The authors discuss the implication of these odds ratios that are small yet significant.

“The present study involving 194 154 subjects demonstrated that preconception high TSH was associated with a small but significant increased risk of overall adverse pregnancy outcomes, including spontaneous abortion, preterm birth and LGA infants, regardless of whether we used first-trimester-specific upper limit (2·50 mIU/l) or nonpregnant reference upper limit (4·29 mIU/l). Our data support that women planning a pregnancy within 6 months should be regarded as ‘pregnant status’ and that closer observation may be required once TSH levels exceed 2·50 mIU/l, rather than the nonpregnant reference upper limit.”

Clinicians should also bear in mind:

Borderline TSH elevation has been shown to portend deleterious impacts on various pregnancy outcomes. In the present study, we found that the higher the preconception TSH, the higher the incidence of adverse pregnancy outcomes. This was concordant with other studies, although they measured TSH during pregnancy, rather than before conception. Thyroid hormones themselves directly affect foetal development and utero-placental maturation; hence, maternal hypothyroidism can influence pregnancy outcomes, especially in early gestation.”

Regarding case management, the authors conclude:

“…preconception high TSH levels were associated with a small but significant increased risk of overall adverse events, including preterm birth, CS delivery and LGA infants, even within normal nonpregnant range. TSH <2·5 mIU/l is more suitable for the assessment of women planning a pregnancy in China, but one should not make a hasty decision to initiate treatment at this point without repeating TSH measurement and checking TPO antibody status. Prospective randomized controlled trials examining the role of levothyroxine supplement in mildly hypothyroid prepregnant women are warranted in the future.”
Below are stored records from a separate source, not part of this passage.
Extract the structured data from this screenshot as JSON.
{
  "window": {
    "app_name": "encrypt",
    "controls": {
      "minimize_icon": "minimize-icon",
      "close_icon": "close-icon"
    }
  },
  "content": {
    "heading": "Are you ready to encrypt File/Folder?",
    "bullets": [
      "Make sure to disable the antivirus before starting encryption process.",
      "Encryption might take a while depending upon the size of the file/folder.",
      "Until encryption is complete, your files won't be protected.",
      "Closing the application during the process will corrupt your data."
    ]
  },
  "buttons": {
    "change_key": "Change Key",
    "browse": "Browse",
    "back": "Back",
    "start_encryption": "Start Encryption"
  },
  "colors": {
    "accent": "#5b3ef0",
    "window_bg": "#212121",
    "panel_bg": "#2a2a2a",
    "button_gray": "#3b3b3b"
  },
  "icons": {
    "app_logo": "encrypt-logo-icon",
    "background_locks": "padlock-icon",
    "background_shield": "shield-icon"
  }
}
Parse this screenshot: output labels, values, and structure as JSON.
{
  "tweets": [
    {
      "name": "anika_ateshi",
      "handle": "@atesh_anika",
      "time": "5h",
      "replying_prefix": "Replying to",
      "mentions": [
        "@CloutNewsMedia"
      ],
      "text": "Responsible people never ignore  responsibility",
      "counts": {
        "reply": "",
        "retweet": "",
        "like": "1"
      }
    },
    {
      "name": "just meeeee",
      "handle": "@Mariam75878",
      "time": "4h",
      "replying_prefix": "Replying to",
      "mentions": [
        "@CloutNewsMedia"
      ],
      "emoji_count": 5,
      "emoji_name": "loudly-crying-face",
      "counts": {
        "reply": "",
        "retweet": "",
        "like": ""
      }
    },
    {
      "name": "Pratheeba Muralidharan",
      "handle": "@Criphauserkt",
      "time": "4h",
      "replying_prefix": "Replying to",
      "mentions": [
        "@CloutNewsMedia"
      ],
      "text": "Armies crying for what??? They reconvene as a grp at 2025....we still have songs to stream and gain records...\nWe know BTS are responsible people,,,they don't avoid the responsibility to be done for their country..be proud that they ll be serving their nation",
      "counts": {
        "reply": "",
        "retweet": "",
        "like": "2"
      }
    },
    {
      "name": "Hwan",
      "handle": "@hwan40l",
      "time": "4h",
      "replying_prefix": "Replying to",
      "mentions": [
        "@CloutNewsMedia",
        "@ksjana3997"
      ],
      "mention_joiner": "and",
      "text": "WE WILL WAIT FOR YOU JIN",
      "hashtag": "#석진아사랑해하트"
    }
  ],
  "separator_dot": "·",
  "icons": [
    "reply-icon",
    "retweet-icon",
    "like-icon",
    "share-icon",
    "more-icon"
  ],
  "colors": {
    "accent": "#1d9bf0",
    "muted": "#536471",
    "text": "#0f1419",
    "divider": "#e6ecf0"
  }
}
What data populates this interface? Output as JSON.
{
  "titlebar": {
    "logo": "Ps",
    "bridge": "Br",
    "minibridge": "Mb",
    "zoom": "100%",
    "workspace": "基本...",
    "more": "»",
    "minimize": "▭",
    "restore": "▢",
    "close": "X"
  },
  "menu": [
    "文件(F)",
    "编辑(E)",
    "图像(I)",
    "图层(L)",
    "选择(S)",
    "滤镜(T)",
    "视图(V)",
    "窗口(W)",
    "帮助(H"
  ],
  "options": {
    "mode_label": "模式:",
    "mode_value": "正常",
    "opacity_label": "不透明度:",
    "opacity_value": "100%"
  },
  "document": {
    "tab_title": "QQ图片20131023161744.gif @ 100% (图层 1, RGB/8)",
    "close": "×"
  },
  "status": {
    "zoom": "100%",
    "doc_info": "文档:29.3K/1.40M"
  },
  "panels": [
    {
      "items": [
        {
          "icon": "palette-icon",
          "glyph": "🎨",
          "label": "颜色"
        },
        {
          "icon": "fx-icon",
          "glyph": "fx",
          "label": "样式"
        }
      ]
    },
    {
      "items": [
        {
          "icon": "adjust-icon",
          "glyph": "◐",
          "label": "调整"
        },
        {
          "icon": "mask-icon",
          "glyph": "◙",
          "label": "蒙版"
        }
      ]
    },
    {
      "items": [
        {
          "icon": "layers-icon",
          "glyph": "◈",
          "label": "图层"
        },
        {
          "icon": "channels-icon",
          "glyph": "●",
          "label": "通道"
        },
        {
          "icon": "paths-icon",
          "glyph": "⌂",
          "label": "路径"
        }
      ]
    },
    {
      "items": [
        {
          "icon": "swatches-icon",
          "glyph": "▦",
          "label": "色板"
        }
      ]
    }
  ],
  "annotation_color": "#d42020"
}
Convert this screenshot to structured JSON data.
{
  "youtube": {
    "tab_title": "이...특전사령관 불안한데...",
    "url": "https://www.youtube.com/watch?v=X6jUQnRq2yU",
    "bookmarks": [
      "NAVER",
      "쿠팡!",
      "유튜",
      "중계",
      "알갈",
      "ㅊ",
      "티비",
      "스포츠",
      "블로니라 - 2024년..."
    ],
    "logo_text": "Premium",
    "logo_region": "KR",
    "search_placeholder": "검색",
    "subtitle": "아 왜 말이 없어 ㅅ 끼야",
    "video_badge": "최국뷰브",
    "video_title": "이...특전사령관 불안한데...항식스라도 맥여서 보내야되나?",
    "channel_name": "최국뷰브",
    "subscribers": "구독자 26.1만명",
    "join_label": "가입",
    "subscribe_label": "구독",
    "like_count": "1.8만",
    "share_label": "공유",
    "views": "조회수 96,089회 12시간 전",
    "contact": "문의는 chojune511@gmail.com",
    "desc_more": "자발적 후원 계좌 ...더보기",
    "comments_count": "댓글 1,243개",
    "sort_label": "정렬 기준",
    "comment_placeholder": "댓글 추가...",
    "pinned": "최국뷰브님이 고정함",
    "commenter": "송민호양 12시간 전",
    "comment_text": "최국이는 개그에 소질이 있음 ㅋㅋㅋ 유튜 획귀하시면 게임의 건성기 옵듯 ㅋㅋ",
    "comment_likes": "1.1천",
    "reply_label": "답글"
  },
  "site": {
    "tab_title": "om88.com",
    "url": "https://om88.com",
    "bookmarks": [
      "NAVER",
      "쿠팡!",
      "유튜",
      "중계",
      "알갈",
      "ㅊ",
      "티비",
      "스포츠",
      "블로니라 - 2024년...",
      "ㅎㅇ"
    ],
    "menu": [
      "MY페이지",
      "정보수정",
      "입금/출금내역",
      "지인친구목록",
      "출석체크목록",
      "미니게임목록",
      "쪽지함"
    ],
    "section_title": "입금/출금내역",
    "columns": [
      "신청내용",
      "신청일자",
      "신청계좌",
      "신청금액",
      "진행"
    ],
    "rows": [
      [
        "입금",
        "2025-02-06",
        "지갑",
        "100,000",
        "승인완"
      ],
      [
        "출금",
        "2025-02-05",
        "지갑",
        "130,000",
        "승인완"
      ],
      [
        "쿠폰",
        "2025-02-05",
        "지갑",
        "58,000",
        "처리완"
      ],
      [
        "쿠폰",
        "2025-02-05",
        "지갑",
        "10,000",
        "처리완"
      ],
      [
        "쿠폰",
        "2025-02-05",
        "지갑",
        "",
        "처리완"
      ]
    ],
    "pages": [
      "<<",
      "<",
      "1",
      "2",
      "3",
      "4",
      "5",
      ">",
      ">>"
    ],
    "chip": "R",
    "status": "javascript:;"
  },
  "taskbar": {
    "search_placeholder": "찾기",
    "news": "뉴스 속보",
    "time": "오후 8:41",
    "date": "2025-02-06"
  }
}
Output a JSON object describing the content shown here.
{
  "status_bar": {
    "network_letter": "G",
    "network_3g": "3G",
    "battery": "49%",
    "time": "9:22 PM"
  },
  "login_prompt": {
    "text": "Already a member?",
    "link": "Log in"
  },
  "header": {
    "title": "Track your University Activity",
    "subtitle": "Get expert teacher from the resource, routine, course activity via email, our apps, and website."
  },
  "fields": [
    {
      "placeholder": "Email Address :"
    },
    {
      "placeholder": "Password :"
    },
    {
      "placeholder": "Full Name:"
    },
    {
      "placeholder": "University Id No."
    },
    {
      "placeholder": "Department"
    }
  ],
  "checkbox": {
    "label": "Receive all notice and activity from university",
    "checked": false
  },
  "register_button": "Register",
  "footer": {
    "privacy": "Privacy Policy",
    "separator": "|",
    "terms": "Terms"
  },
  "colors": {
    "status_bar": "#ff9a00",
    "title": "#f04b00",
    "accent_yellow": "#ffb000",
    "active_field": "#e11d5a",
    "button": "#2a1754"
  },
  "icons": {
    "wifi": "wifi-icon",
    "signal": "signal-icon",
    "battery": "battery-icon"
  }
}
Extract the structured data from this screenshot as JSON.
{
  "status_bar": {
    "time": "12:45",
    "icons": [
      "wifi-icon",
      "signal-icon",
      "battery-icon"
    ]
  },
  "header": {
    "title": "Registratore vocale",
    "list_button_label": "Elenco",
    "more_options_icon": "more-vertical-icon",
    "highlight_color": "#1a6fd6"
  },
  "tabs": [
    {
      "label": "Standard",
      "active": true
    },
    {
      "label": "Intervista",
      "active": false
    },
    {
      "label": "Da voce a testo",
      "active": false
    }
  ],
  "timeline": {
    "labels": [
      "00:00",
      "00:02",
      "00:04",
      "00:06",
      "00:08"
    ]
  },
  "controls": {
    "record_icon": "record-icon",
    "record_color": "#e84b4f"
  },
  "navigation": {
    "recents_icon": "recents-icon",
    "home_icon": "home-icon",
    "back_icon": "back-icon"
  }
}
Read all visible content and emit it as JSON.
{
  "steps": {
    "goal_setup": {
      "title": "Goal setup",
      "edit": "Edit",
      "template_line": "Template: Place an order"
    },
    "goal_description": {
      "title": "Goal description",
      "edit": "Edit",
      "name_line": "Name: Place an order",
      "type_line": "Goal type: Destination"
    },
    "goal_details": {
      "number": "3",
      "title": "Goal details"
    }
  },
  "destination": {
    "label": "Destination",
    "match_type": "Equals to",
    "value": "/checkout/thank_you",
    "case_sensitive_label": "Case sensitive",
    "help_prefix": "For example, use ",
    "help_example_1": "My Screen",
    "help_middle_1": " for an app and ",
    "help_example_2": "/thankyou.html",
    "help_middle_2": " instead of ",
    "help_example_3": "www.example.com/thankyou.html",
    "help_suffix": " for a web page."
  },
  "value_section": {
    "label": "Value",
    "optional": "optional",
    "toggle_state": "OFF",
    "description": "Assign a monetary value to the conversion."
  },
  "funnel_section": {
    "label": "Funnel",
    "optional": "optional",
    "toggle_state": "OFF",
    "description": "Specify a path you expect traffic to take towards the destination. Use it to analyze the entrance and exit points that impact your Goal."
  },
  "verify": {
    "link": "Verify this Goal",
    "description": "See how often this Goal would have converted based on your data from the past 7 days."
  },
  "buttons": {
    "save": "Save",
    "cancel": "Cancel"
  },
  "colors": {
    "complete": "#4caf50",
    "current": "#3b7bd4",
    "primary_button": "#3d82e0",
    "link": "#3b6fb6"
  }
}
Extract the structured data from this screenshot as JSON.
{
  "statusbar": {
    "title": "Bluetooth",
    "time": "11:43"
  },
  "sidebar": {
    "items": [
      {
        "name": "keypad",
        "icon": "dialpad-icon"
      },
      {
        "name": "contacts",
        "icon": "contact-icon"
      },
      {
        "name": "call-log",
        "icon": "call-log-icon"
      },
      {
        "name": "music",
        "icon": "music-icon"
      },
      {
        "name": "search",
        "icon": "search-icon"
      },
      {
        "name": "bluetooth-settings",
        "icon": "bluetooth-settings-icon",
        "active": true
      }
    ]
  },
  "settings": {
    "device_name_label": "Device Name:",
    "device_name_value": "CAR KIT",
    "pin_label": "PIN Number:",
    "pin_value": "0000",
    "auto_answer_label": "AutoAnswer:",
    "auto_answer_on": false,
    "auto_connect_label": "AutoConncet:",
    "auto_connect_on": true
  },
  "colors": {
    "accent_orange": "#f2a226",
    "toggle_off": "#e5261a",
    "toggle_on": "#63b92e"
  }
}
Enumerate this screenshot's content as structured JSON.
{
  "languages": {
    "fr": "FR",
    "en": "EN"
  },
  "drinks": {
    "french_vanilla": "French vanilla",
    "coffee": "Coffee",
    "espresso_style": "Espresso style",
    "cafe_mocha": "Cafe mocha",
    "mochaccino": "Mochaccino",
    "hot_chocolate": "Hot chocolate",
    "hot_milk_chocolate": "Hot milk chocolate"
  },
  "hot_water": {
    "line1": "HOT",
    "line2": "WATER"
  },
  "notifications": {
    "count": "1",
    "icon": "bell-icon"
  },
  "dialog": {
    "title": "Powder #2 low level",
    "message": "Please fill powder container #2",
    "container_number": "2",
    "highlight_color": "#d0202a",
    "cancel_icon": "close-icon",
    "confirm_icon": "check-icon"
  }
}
See also Subclinical hypothyroidism in pregnancy.

Perinatal brain injury and inflammation

Nature Reviews NeurologyPerinatal brain injury involves neuroinflammation with consequences for neuropsychiatric disease extending into adult life as reported in a paper recently published in Nature Reviews Neurology. The authors state:

Inflammation is increasingly recognized as being a critical contributor to both normal development and injury outcome in the immature brain. The focus of this Review is to highlight important differences in innate and adaptive immunity in immature versus adult brain, which support the notion that the consequences of inflammation will be entirely different depending on context and stage of CNS development.”

Preterm birth gets a head start with neuroinflammation

Inflammation plays a role in the incidence of preterm birth occurring in the first place:

“Perinatal brain injury can result from neonatal encephalopathy and perinatal arterial ischaemic stroke, usually at term, but also in preterm infants. Inflammation occurs before, during and after brain injury at term, and modulates vulnerability to and development of brain injury. Preterm birth, on the other hand, is often a result of exposure to inflammation at a very early developmental phase, which affects the brain not only during fetal life, but also over a protracted period of postnatal life in a neonatal intensive care setting, influencing critical phases of myelination and cortical plasticity.”

A risk factor for adult neuropsychiatric disorders

The authors’ conclusion reminds practitioners to consider perinatal brain injury as an etiologic factor in adult disorders:

Neuroinflammation during the perinatal period can increase the risk of neurological and neuropsychiatric disease throughout childhood and adulthood, and is, therefore, of concern to the broader group of physicians who care for these individuals.”